= Problem details =
In the listing below, count each line that contains "China". The reply is that count and nothing else.

********************

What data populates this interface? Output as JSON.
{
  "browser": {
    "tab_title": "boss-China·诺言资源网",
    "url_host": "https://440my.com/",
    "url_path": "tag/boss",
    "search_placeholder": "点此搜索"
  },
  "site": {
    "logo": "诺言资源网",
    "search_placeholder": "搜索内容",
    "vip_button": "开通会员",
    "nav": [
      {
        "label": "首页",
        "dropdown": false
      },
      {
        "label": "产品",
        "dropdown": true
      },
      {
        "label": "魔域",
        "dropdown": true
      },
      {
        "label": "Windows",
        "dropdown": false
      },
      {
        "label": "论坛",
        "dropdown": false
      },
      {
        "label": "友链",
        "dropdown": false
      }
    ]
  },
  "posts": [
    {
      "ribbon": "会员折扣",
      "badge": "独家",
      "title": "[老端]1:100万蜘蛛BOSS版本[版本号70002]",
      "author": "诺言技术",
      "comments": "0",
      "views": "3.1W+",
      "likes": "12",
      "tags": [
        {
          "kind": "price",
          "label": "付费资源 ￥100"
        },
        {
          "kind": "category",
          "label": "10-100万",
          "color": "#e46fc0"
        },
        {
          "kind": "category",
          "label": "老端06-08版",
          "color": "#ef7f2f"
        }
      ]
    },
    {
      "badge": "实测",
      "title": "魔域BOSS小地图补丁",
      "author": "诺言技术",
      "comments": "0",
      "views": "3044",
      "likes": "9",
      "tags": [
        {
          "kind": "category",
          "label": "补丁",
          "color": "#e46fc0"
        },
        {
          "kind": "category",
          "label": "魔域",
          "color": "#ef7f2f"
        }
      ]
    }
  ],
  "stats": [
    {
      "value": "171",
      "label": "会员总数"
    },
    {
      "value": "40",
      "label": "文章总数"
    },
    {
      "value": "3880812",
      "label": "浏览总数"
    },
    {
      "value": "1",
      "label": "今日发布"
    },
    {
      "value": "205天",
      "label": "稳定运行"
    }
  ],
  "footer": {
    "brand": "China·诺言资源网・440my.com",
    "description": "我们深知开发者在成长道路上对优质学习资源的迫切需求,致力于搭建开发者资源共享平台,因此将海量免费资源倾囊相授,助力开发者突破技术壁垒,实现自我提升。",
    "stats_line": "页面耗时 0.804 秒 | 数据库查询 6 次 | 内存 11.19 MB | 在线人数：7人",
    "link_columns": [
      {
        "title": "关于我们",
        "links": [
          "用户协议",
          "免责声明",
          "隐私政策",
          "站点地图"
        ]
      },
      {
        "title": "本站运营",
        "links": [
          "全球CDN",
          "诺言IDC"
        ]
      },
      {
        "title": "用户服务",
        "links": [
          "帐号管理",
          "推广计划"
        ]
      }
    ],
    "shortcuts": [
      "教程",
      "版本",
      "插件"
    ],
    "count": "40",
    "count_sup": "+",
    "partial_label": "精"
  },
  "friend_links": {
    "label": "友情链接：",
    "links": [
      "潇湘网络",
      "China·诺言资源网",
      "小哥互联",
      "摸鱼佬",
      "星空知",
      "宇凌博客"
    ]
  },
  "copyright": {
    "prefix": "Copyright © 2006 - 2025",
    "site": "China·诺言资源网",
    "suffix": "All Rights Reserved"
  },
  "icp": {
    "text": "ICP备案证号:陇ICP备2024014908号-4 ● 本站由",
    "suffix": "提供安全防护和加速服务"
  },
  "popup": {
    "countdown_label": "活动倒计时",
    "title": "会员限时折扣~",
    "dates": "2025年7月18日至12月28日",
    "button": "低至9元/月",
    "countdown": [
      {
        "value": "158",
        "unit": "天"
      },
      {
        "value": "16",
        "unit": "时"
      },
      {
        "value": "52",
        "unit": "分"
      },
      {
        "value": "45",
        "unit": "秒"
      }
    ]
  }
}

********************

= Response to this exercise =
4